Meyer told one coach he never should have hired him and the coach was a failure and should quit the profession. He also repeatedly berated receivers coach Sanjay Lal, according to sources.
His verbal abusiveness toward staff wore them out, per sources, and created a toxic work environment. Finally, Khan moved on after multiple controversies that included an awkward benching of running back James Robinson.
Jaguars are hoping their new head coach sets a different tone around the franchise
The hope in Jacksonville is that the new hire will be a strong, accountable leader who won’t ask the staff to do anything that he wouldn’t dig into himself. The Jaguars, by all accounts, have talked to some well-respected coaches.
It’s up to the Khan family now to make sound decisions to find a long-term answer for a franchise that has an opportunity to build around talented young quarterback Trevor Lawrence, a former top overall pick.
Since taking over the franchise, Khan has had four coaches, three general managers, and one executive vice president of football operations in his decade of ownership.

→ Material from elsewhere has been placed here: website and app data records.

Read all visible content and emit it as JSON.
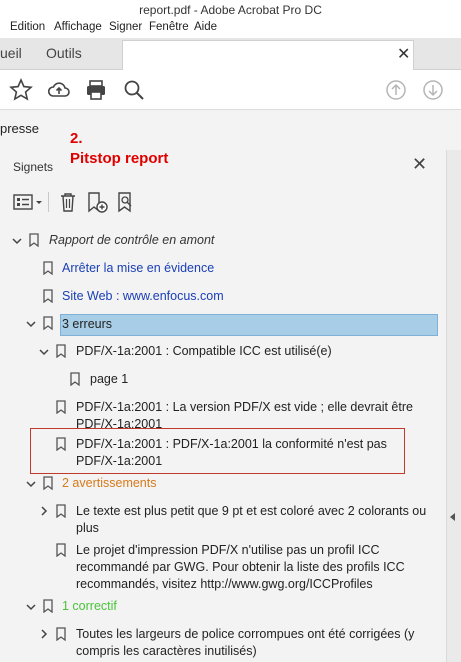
{
  "window": {
    "title": "report.pdf - Adobe Acrobat Pro DC"
  },
  "menu": [
    "Edition",
    "Affichage",
    "Signer",
    "Fenêtre",
    "Aide"
  ],
  "tabs": {
    "home": "ueil",
    "tools": "Outils"
  },
  "toolbar": {
    "icons": [
      "star-icon",
      "cloud-upload-icon",
      "print-icon",
      "search-zoom-icon",
      "page-up-icon",
      "page-down-icon"
    ]
  },
  "side": {
    "label": "presse"
  },
  "annotation": {
    "number": "2.",
    "text": "Pitstop report",
    "color": "#e00000"
  },
  "panel": {
    "title": "Signets",
    "tools": [
      "options-menu-icon",
      "delete-icon",
      "new-bookmark-icon",
      "bookmark-search-icon"
    ]
  },
  "tree": {
    "root": "Rapport de contrôle en amont",
    "stop_highlight": "Arrêter la mise en évidence",
    "website": "Site Web : www.enfocus.com",
    "errors": "3 erreurs",
    "err1": "PDF/X-1a:2001 : Compatible ICC est utilisé(e)",
    "page1": "page 1",
    "err2_l1": "PDF/X-1a:2001 : La version PDF/X est vide ; elle devrait être",
    "err2_l2": "PDF/X-1a:2001",
    "err3_l1": "PDF/X-1a:2001 : PDF/X-1a:2001 la conformité n'est pas",
    "err3_l2": "PDF/X-1a:2001",
    "warnings": "2 avertissements",
    "warn1_l1": "Le texte est plus petit que 9 pt et est coloré avec 2 colorants ou",
    "warn1_l2": "plus",
    "warn2_l1": "Le projet d'impression PDF/X n'utilise pas un profil ICC",
    "warn2_l2": "recommandé par GWG. Pour obtenir la liste des profils ICC",
    "warn2_l3": "recommandés, visitez http://www.gwg.org/ICCProfiles",
    "fixes": "1 correctif",
    "fix1_l1": "Toutes les largeurs de police corrompues ont été corrigées (y",
    "fix1_l2": "compris les caractères inutilisés)"
  },
  "colors": {
    "link": "#1a3fb5",
    "warning": "#d67a1b",
    "fix": "#49c43a",
    "selection": "#a8cde6",
    "highlight_box": "#c0392b"
  }
}
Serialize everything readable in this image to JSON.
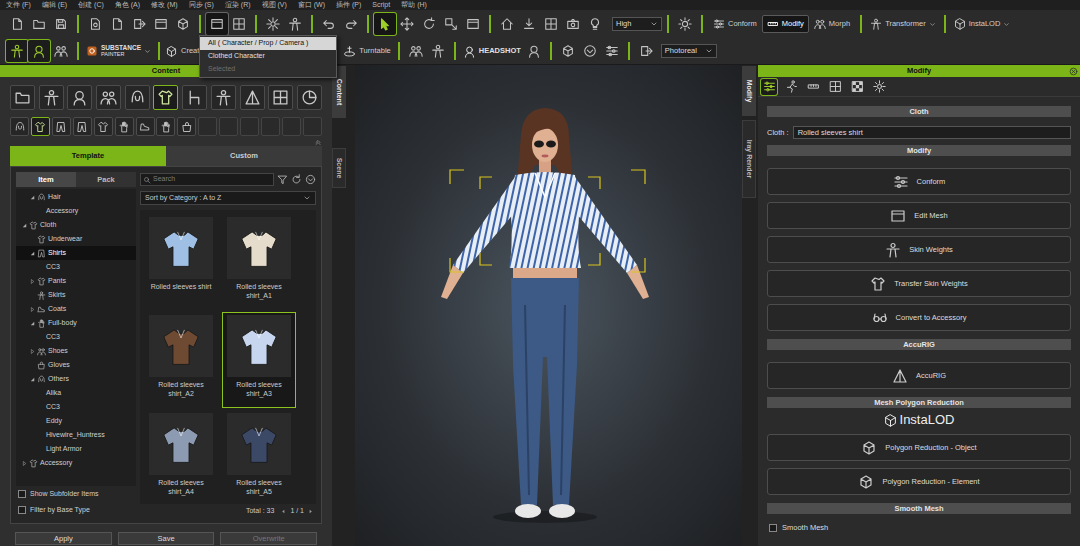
{
  "menu": [
    "文件 (F)",
    "编辑 (E)",
    "创建 (C)",
    "角色 (A)",
    "修改 (M)",
    "同步 (S)",
    "渲染 (R)",
    "视图 (V)",
    "窗口 (W)",
    "插件 (P)",
    "Script",
    "帮助 (H)"
  ],
  "toolbar": {
    "transform_tools": [
      {
        "selected": true
      },
      {
        "selected": false
      },
      {
        "selected": false
      },
      {
        "selected": false
      },
      {
        "selected": false
      }
    ],
    "quality": "High",
    "mode_buttons": [
      {
        "label": "Conform",
        "selected": false
      },
      {
        "label": "Modify",
        "selected": true
      },
      {
        "label": "Morph",
        "selected": false
      }
    ],
    "transformer": "Transformer",
    "instalod": "InstaLOD",
    "toggles": [
      {
        "on": true
      },
      {
        "on": true
      }
    ],
    "substance": [
      "SUBSTANCE",
      "PAINTER"
    ],
    "create": "Creat",
    "turntable": "Turntable",
    "headshot": "HEADSHOT",
    "render_mode": "Photoreal"
  },
  "scope_menu": [
    {
      "label": "All ( Character / Prop / Camera )",
      "selected": true,
      "disabled": false
    },
    {
      "label": "Clothed Character",
      "selected": false,
      "disabled": false
    },
    {
      "label": "Selected",
      "selected": false,
      "disabled": true
    }
  ],
  "content": {
    "title": "Content",
    "categories": [
      {
        "selected": false
      },
      {
        "selected": false
      },
      {
        "selected": false
      },
      {
        "selected": false
      },
      {
        "selected": false
      },
      {
        "selected": true
      },
      {
        "selected": false
      },
      {
        "selected": false
      },
      {
        "selected": false
      },
      {
        "selected": false
      },
      {
        "selected": false
      }
    ],
    "subcategories": [
      {
        "selected": false
      },
      {
        "selected": true
      },
      {
        "selected": false
      },
      {
        "selected": false
      },
      {
        "selected": false
      },
      {
        "selected": false
      },
      {
        "selected": false
      },
      {
        "selected": false
      },
      {
        "selected": false
      }
    ],
    "tabs": [
      {
        "label": "Template",
        "selected": true
      },
      {
        "label": "Custom",
        "selected": false
      }
    ],
    "tree_tabs": [
      {
        "label": "Item",
        "selected": true
      },
      {
        "label": "Pack",
        "selected": false
      }
    ],
    "tree": [
      {
        "label": "Hair",
        "depth": 1,
        "kind": "branch",
        "expanded": true,
        "selected": false
      },
      {
        "label": "Accessory",
        "depth": 2,
        "kind": "leaf",
        "expanded": false,
        "selected": false
      },
      {
        "label": "Cloth",
        "depth": 0,
        "kind": "branch",
        "expanded": true,
        "selected": false
      },
      {
        "label": "Underwear",
        "depth": 1,
        "kind": "leaf",
        "expanded": false,
        "selected": false
      },
      {
        "label": "Shirts",
        "depth": 1,
        "kind": "branch",
        "expanded": true,
        "selected": true
      },
      {
        "label": "CC3",
        "depth": 2,
        "kind": "leaf",
        "expanded": false,
        "selected": false
      },
      {
        "label": "Pants",
        "depth": 1,
        "kind": "branch",
        "expanded": false,
        "selected": false
      },
      {
        "label": "Skirts",
        "depth": 1,
        "kind": "leaf",
        "expanded": false,
        "selected": false
      },
      {
        "label": "Coats",
        "depth": 1,
        "kind": "branch",
        "expanded": false,
        "selected": false
      },
      {
        "label": "Full-body",
        "depth": 1,
        "kind": "branch",
        "expanded": true,
        "selected": false
      },
      {
        "label": "CC3",
        "depth": 2,
        "kind": "leaf",
        "expanded": false,
        "selected": false
      },
      {
        "label": "Shoes",
        "depth": 1,
        "kind": "branch",
        "expanded": false,
        "selected": false
      },
      {
        "label": "Gloves",
        "depth": 1,
        "kind": "leaf",
        "expanded": false,
        "selected": false
      },
      {
        "label": "Others",
        "depth": 1,
        "kind": "branch",
        "expanded": true,
        "selected": false
      },
      {
        "label": "Alika",
        "depth": 2,
        "kind": "leaf",
        "expanded": false,
        "selected": false
      },
      {
        "label": "CC3",
        "depth": 2,
        "kind": "leaf",
        "expanded": false,
        "selected": false
      },
      {
        "label": "Eddy",
        "depth": 2,
        "kind": "leaf",
        "expanded": false,
        "selected": false
      },
      {
        "label": "Hivewire_Huntress",
        "depth": 2,
        "kind": "leaf",
        "expanded": false,
        "selected": false
      },
      {
        "label": "Light Armor",
        "depth": 2,
        "kind": "leaf",
        "expanded": false,
        "selected": false
      },
      {
        "label": "Accessory",
        "depth": 0,
        "kind": "branch",
        "expanded": false,
        "selected": false
      }
    ],
    "search": {
      "placeholder": "Search"
    },
    "sort": "Sort by Category : A to Z",
    "items": [
      {
        "label": "Rolled sleeves shirt",
        "color": "#9fbfe4",
        "selected": false
      },
      {
        "label": "Rolled sleeves shirt_A1",
        "color": "#e6dccb",
        "selected": false
      },
      {
        "label": "Rolled sleeves shirt_A2",
        "color": "#6e4a33",
        "selected": false
      },
      {
        "label": "Rolled sleeves shirt_A3",
        "color": "#c7d6ee",
        "selected": true
      },
      {
        "label": "Rolled sleeves shirt_A4",
        "color": "#8c9ab2",
        "selected": false
      },
      {
        "label": "Rolled sleeves shirt_A5",
        "color": "#3b4866",
        "selected": false
      }
    ],
    "total": "Total : 33",
    "page": "1 / 1",
    "options": [
      {
        "label": "Show Subfolder Items",
        "checked": false
      },
      {
        "label": "Filter by Base Type",
        "checked": false
      }
    ],
    "buttons": [
      {
        "label": "Apply",
        "disabled": false
      },
      {
        "label": "Save",
        "disabled": false
      },
      {
        "label": "Overwrite",
        "disabled": true
      }
    ]
  },
  "side_tabs_left": [
    {
      "label": "Content",
      "selected": true
    },
    {
      "label": "Scene",
      "selected": false
    }
  ],
  "side_tabs_right": [
    {
      "label": "Modify",
      "selected": true
    },
    {
      "label": "Iray Render",
      "selected": false
    }
  ],
  "modify": {
    "title": "Modify",
    "tabs": [
      {
        "selected": true
      },
      {
        "selected": false
      },
      {
        "selected": false
      },
      {
        "selected": false
      },
      {
        "selected": false
      },
      {
        "selected": false
      }
    ],
    "rows": [
      {
        "kind": "header",
        "label": "Cloth"
      },
      {
        "kind": "field",
        "label": "Cloth :",
        "value": "Rolled sleeves shirt"
      },
      {
        "kind": "header",
        "label": "Modify"
      },
      {
        "kind": "button",
        "label": "Conform"
      },
      {
        "kind": "button",
        "label": "Edit Mesh"
      },
      {
        "kind": "button",
        "label": "Skin Weights"
      },
      {
        "kind": "button",
        "label": "Transfer Skin Weights"
      },
      {
        "kind": "button",
        "label": "Convert to Accessory"
      },
      {
        "kind": "header",
        "label": "AccuRIG"
      },
      {
        "kind": "button",
        "label": "AccuRIG"
      },
      {
        "kind": "header",
        "label": "Mesh Polygon Reduction"
      },
      {
        "kind": "logo",
        "label": "InstaLOD"
      },
      {
        "kind": "button",
        "label": "Polygon Reduction - Object"
      },
      {
        "kind": "button",
        "label": "Polygon Reduction - Element"
      },
      {
        "kind": "header",
        "label": "Smooth Mesh"
      },
      {
        "kind": "checkbox",
        "label": "Smooth Mesh",
        "checked": false
      }
    ]
  }
}
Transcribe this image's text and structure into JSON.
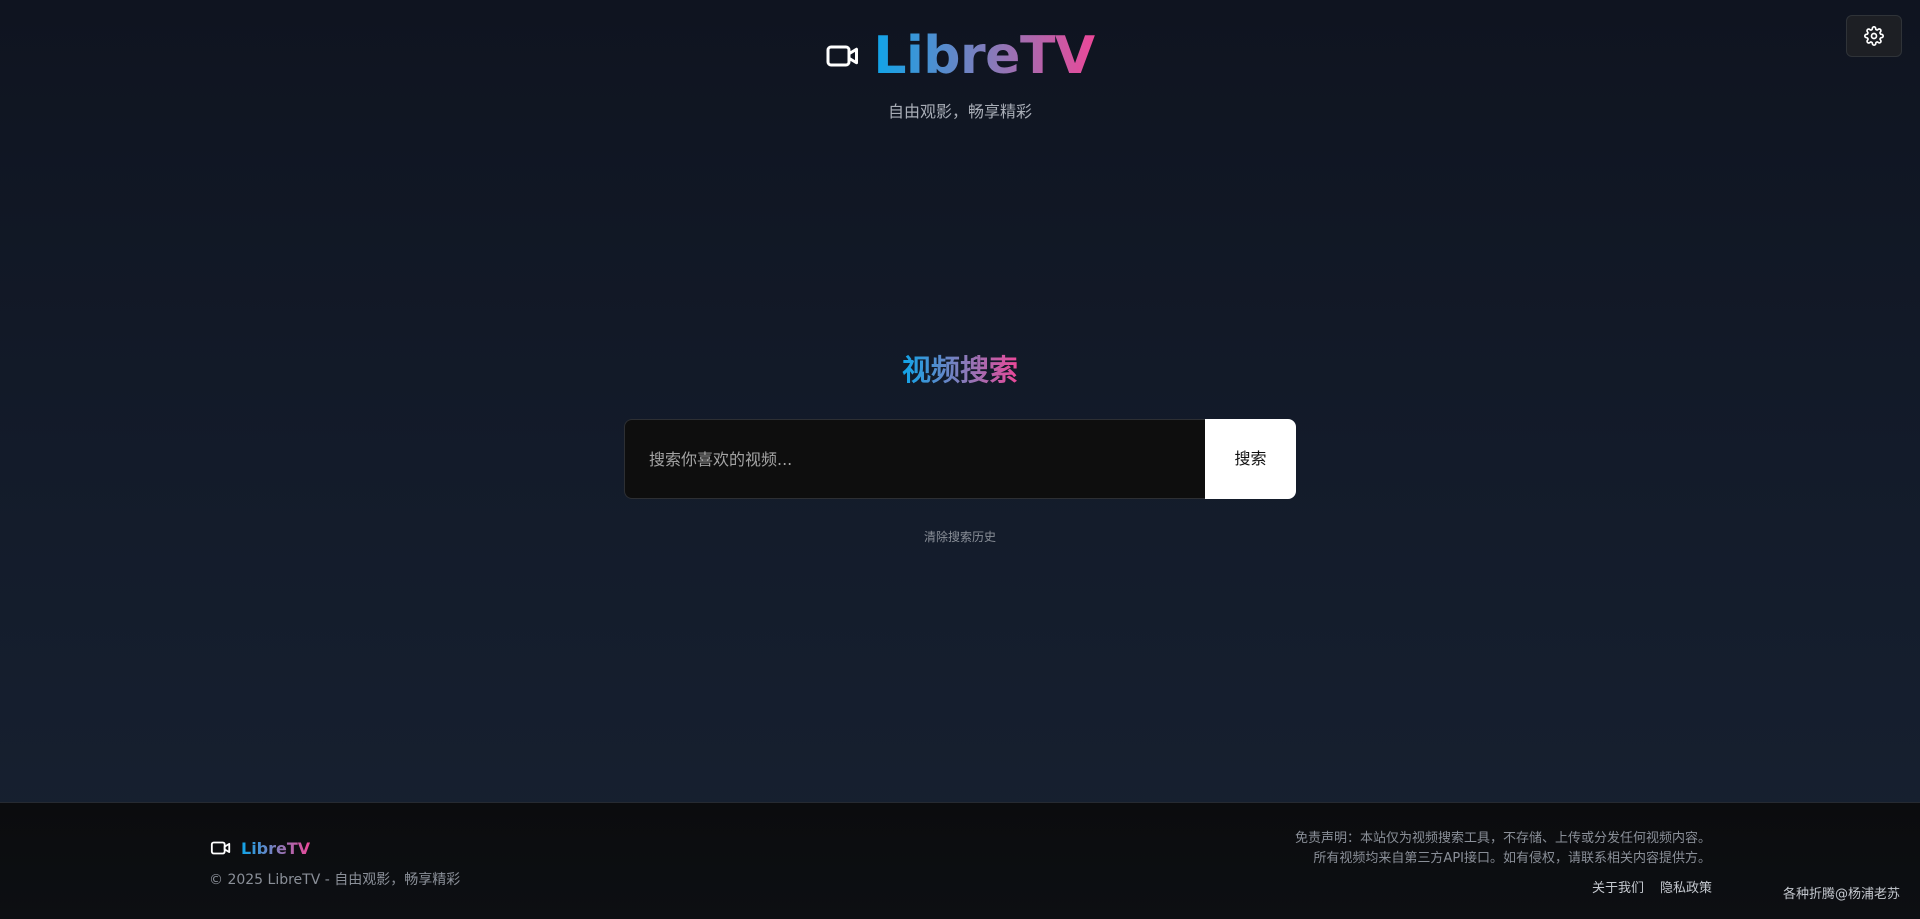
{
  "header": {
    "logo_text": "LibreTV",
    "tagline": "自由观影，畅享精彩"
  },
  "settings": {
    "icon": "gear-icon"
  },
  "search": {
    "title": "视频搜索",
    "placeholder": "搜索你喜欢的视频...",
    "button_label": "搜索",
    "clear_history": "清除搜索历史"
  },
  "footer": {
    "brand": "LibreTV",
    "copyright": "© 2025 LibreTV - 自由观影，畅享精彩",
    "disclaimer_line1": "免责声明：本站仅为视频搜索工具，不存储、上传或分发任何视频内容。",
    "disclaimer_line2": "所有视频均来自第三方API接口。如有侵权，请联系相关内容提供方。",
    "links": {
      "about": "关于我们",
      "privacy": "隐私政策"
    }
  },
  "credit": "各种折腾@杨浦老苏",
  "colors": {
    "background": "#131b2a",
    "gradient_start": "#0ea5e9",
    "gradient_end": "#ec4899",
    "search_button_bg": "#ffffff",
    "footer_bg": "#0b0c0e"
  }
}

Mike Mularkey lasted one season. Gus Bradley was in place for four seasons — the same tenure as Doug Marrone, who reached an AFC Championship Game. And then came the disastrous Meyer era.